The Labour leader disregarded criticism that his policies are not sufficiently distinct from those of Prime Minister Rishi Sunak.
His intentions to decarbonise the electricity sector by 2030 and to construct additional dwellings were cited as “significant” points of contention.
He added that voters would have the opportunity to “test this in practice” during the election.
Following a New Year’s address in which he pledged to defeat the Conservatives with “project hope” and campaign on the economy, Sir Keir was speaking.
According to Rishi Sunak, his “working assumption” is that the upcoming election, due in January 2025, will occur during the latter part of this year.
The prime minister’s remarks are anticipated to be interpreted as an effort to dispel recent speculation that he might call for a general election on May 2, concurrently with local elections.
As election day approaches, however, political parties will attempt to distinguish themselves in the minds of voters, which will have a significant impact on the upcoming year.
Recent criticism has been directed at the Labour leader, who, according to Labour MP and former party policy chief Jon Cruddas, is “elusive” due to the lack of specificity in his blueprint for power.
Keir’s Unwavering Policy Commitments
Sir Keir rejected this, adding that his party’s proposals to reduce violence against women and girls by half were not “elusive.”
He further stated, in reference to his pledge to achieve net-zero energy by 2030, “The [Conservative] administration has no intention of proceeding in that direction.”
He further stated, “I do not perceive any ambiguity or lack of clarity in that regard.”
“And for those who believe otherwise, I say simply proceed with the election. We should put this to the test in practice.”
Adding to that, he affirmed his “absolute commitment to that mission” and countered recent rumors suggesting his intention to further undermine his party’s plan to spend £28 billion on green energy projects over time.
To stimulate housebuilding in England, the leader of the Labour Party has declared he will “bulldoze” restrictive planning regulations and disregard the objections of local representatives.
If elected, Labour has pledged to construct 1.5 million dwellings in England within five years. The government, which has pledged to produce 300,000 new units annually beginning in the mid-2020s, has a comparable objective.
“Fire by fire”
Asserting his intention to present a “positive case” to voters, Sir Keir predicted that the Conservatives would “go low” with personal assaults throughout the campaign.
Furthermore, he implied that his political party would not be hesitant to respond in kind: “We shall meet their fire with fire if they choose to enter this election with a hostile stance.”
Sir Keir stated in his New Year’s address in Bristol that Labour was proposing “national renewal” in lieu of the “disastrous Tory project” and vowed to “eradicate their politics of division and decline with a new project hope.”
However, he further stated, “This is not an extravagant utopian aspiration. Not the expectation of a simple solution, an instant remedy, or a miraculous cure. In the fourteen years since then, the public has had enough of politicians expressing such sentiments.

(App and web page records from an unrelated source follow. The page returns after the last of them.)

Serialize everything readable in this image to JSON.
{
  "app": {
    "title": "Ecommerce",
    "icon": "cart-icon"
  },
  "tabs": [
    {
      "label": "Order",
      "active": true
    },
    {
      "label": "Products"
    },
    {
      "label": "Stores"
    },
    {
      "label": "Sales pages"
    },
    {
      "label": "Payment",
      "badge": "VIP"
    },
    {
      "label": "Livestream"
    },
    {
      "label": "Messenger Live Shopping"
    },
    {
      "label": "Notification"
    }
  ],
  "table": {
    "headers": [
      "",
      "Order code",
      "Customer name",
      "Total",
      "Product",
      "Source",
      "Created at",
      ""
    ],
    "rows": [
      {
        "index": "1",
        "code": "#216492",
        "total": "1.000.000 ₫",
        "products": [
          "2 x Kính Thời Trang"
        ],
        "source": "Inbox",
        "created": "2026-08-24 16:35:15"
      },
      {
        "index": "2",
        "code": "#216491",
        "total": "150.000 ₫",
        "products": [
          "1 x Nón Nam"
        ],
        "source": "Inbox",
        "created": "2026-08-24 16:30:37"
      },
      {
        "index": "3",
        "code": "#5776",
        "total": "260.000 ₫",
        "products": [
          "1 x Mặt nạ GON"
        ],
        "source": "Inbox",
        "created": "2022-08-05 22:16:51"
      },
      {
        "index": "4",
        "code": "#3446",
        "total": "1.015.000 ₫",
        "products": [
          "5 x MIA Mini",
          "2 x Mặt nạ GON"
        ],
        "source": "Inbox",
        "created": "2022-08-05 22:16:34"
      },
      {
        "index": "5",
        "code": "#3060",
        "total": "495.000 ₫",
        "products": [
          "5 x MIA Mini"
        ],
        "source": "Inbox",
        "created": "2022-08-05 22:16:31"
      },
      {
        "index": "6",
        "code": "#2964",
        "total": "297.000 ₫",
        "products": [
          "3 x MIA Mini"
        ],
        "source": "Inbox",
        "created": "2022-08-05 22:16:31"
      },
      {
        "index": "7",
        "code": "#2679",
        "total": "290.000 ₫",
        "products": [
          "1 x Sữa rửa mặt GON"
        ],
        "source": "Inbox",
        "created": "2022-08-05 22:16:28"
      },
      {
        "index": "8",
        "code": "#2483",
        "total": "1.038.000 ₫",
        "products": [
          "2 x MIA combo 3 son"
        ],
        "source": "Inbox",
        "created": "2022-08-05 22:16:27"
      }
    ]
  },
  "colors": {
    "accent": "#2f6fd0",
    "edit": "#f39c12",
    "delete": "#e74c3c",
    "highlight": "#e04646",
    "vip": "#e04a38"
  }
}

“On the contrary, they require a trustworthy hope that is candid and understanding, one that recognises the arduous journey that lies ahead but offers a pathway, a beacon at the conclusion of the passage. The anticipation of a specific endpoint.”
“Strike against cronyism”
Sir Keir, when subsequently questioned by reporters, stated that while he “in principle” supported reduced taxes on working people, “economic growth must come first.”
He additionally declared his “fundamental opposition” to the proposal by certain Conservative MPs to eliminate or reduce inheritance tax.
Sir Keir responded when asked whether Labour would reverse any inheritance tax cuts if elected: “I do not support providing tax breaks to the already affluent while offering nothing in return for the working class.”
Sir Keir promised in his speech to “clean up politics” by implementing a “crackdown on cronyism” and stating that the public had “good reason to be anti-Westminster” and “angry about the state of politics today.”
After the sex scandals, the expense scandals, the waste scandals, and the contracts for associates, some individuals have concluded that we are all in it for ourselves, even in a crisis such as the pandemic, he said.
Furthermore, he criticized former Prime Minister Liz Truss, who was in office for a mere 49 days, for “crashing the economy” and nominating her allies for honors.
A Labour government, according to Sir Keir, would “restore public life’s standards” and have “zero tolerance for the darker side of Westminster.”